Jacob Putney, an Oregon State University Extension Service forester, was named 2021 Forester of the Year by the Oregon Society of American Foresters.
The recognition goes to an OSAF member who uses their professional skills for the advancement of forestry in Oregon and through public service.
“Jacob has been in his position of OSU Extension Forester for less than three years, but you’d never guess that from the long list of accomplishments he’s already generated,” said Holly Ober, program leader for Forestry and Natural Resources Extension. “He’s clearly an emerging leader in forestry.”
Putney, an assistant professor of practice and Extension forester in Baker and Grant counties, serves as chair for the Blue Mountain chapter of OSAF and is the chair-elect for the statewide OSAF for 2023. Putney is an associate member of Oregon Small Woodlands Association and was instrumental in reviving and restructuring the Baker OSWA chapter into the new Northeast Oregon OSWA chapter that he currently serves as secretary.
Not one to sit still, Putney participates in several collaboratives, including the Blue Mountain Forest Partners, Northern Blues Forest Collaborative and My Blue Mountains Woodland partnership. Putney is also a volunteer firefighter for the Baker Rural Fire Protection District.
As a kid growing up outside of Oregon City, Putney spent a lot of time in the woods and has fond memories of fishing with his grandparents and brother. When it came time to decide on college, he wanted to attend OSU, but didn’t know what to choose as a major.

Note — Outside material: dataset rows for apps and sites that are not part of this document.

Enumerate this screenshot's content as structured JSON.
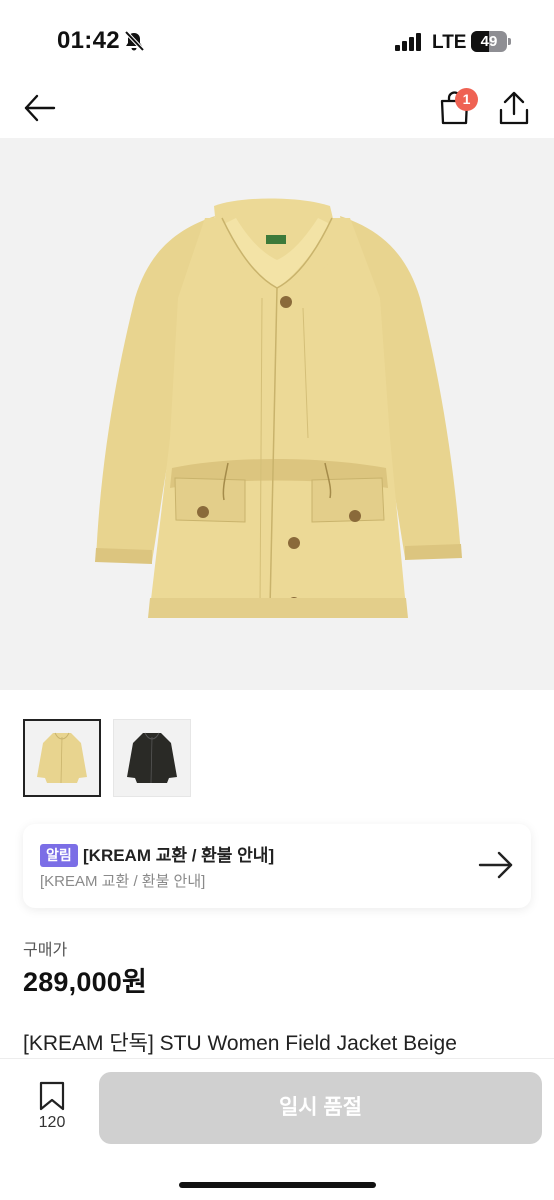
{
  "status_bar": {
    "time": "01:42",
    "network": "LTE",
    "battery": "49",
    "battery_level": 0.49,
    "icons": [
      "bell-off-icon",
      "signal-icon",
      "battery-icon"
    ]
  },
  "nav": {
    "back_icon": "arrow-left-icon",
    "cart_icon": "shopping-bag-icon",
    "cart_badge": "1",
    "share_icon": "share-icon"
  },
  "gallery": {
    "thumbnails": [
      {
        "color": "beige",
        "selected": true
      },
      {
        "color": "black",
        "selected": false
      }
    ]
  },
  "notice": {
    "tag": "알림",
    "title": "[KREAM 교환 / 환불 안내]",
    "subtitle": "[KREAM 교환 / 환불 안내]",
    "arrow_icon": "arrow-right-icon"
  },
  "product": {
    "price_label": "구매가",
    "price": "289,000원",
    "name": "[KREAM 단독] STU Women Field Jacket Beige"
  },
  "bottom_bar": {
    "bookmark_icon": "bookmark-icon",
    "bookmark_count": "120",
    "buy_button": "일시 품절"
  },
  "colors": {
    "badge": "#ef6253",
    "notice_tag": "#7b6ee6",
    "disabled_button": "#d0d0d0",
    "image_background": "#f2f2f2"
  }
}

Putney decided to explore careers while duel-enrolled at Linn-Benton Community College and Oregon State and signed up for mechanical engineering. But after a year of engineering classes – and chemistry – he reconsidered his path. He talked to his father, who studied forestry at OSU.
“I did some summer work in a manufacturing shop and it was abundantly evident that I didn’t want to do that work for the rest of my life,” Putney said. “I needed a change so I met with an advisor and we talked about what kind of jobs foresters have. Halfway through the second year, I switched. I really enjoyed learning about trees. I knew I made the right decision.”
At OSU, Putney went on to earn a bachelor’s degree in forestry and a master’s in forest biometrics, which he describes as applied statistics, quantifying characteristics of trees and using statistical methods to describe their relationships.
“I consider myself a generalist,” Putney said. “I serve Baker and Grant communities and I try to provide science-based resources and information that comes from the university to these folks. I try to convey their concerns and needs that I hear to the university, which helps guide research. The day-to-day work varies a lot, but in the end, it’s about serving small woodland owners, agencies, organizations and the public.”
Putney credits colleague Steve Fitzgerald, OSU Extension silviculture specialist and director of the College of Forestry Research Forests, and Doug Maguire, emeritus professor, for his love of Extension and knowledge of forestry.
“They helped me be a better forester and helped me to my goals,” said Putney, who joined OSAF as an undergraduate and soon took on leadership roles. “I saw how Steve interacted with the public and how he worked toward meeting the challenges of forestry in the field. I’m extremely grateful to them.”
Putney, who said he was surprised and honored to be named Forester of the Year, spends his spare time outdoors hiking, backpacking, hunting and fishing.